5. Put someone in charge
Designating a key person as the eyes and ears of your social presence can go a long way towards mitigating risks. This person should own your social media policy, monitor your brand’s social presence, and determine who has publishing access. This person should also be a key player in the development of your social media marketing strategy.
This person will likely be a senior person on your marketing team. But they should maintain a good relationship with your company’s IT department to ensure marketing and IT work together to mitigate risk.
This person is also who team members should turn to if they ever make a mistake on social that might expose the company to risk of any kind—from security to a damaged reputation. This way the company can initiate the appropriate response.
6. Monitor your accounts and engage in social listening
As mentioned at the start, unattended social accounts are ripe for hacking. Keep an eye on all of your social channels—from the ones you use every day to the ones you’ve registered but never used at all. Assign someone to check that all of the posts on your accounts are legitimate. Cross-referencing your posts against your content calendar is a great place to start.
Follow up on anything unexpected. Even if a post seems legitimate, it’s worth digging into if it strays from your content plan. It may be simple human error. Or, it may be a sign that someone has gained access to your accounts and is testing the water before posting something more malicious.
You also need to watch for imposter accounts, inappropriate mentions of your brand by employees (or anyone else associated with the company), and negative conversations about your brand.
You can learn how to monitor all the conversations and accounts relevant to your brand in our complete guide to social media listening.
7. Invest in security technology
No matter how close an eye you keep on your social channels, you can’t monitor them 24 hours a days—but software can. Solutions like ZeroFOX will automatically alert you of security risks.
When you integrate ZeroFOX with your Hootsuite dashboard, it will alert you to dangerous, threatening, or offensive content targeting your brand; malicious links posted on your social accounts; scams targeting your business and customers; and fraudulent accounts impersonating your brand. It also helps protect against hacking and phishing attacks.
8. Perform a regular audit
Social media security threats are constantly changing. Hackers are always coming up with new strategies, and new scams and viruses can emerge at any time. Scheduling regular audits of your social media security measures will help keep you ahead of the bad actors.
At least once a quarter, be sure to review:
- Social network privacy settings. Social media companies routinely update their privacy settings, which can have an impact on your account. For example, a social network might update its privacy settings to give you more precise control over how your data is used.
- Access and publishing privileges. Perform a scan of who has access to and publishing rights on your social media management platform and social accounts and update as needed. Make sure all former employees have had their access revoked, and check for anyone who’s changed roles and no longer needs the same level of access.

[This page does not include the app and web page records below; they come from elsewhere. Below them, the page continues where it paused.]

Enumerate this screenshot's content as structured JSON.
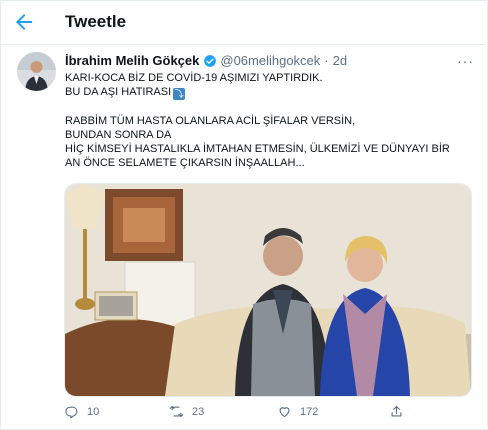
{
  "header": {
    "title": "Tweetle"
  },
  "tweet": {
    "author_name": "İbrahim Melih Gökçek",
    "handle": "@06melihgokcek",
    "separator": "·",
    "time": "2d",
    "more": "···",
    "lines": [
      "KARI-KOCA BİZ DE COVİD-19 AŞIMIZI YAPTIRDIK.",
      "BU DA AŞI HATIRASI",
      "",
      "RABBİM TÜM HASTA OLANLARA ACİL ŞİFALAR VERSİN,",
      "BUNDAN SONRA DA",
      "HİÇ KİMSEYİ HASTALIKLA İMTAHAN ETMESİN, ÜLKEMİZİ VE DÜNYAYI BİR",
      "AN ÖNCE SELAMETE ÇIKARSIN İNŞAALLAH..."
    ]
  },
  "actions": {
    "reply_count": "10",
    "retweet_count": "23",
    "like_count": "172"
  },
  "colors": {
    "accent": "#1da1f2",
    "muted": "#5b7083"
  },
  "icons": [
    "back-arrow-icon",
    "verified-badge-icon",
    "more-icon",
    "reply-icon",
    "retweet-icon",
    "like-icon",
    "share-icon"
  ]
}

- Recent social media security threats. Maintain a good relationship with your company’s IT team so they can keep you informed of any new social media security risks they become aware of. And keep an eye on the news—big hacks and major new threats will be reported in mainstream news outlets.
- Your social media policy. This policy should evolve over time as new networks gain popularity, security best practices change, and new threats emerge. A quarterly review will make sure this document remains useful and helps to keep your social accounts safe.
Use Hootsuite to manage all your social media accounts safely and securely in one place. Mitigate risks and stay compliant with our best-in-class security features, apps, and integrations.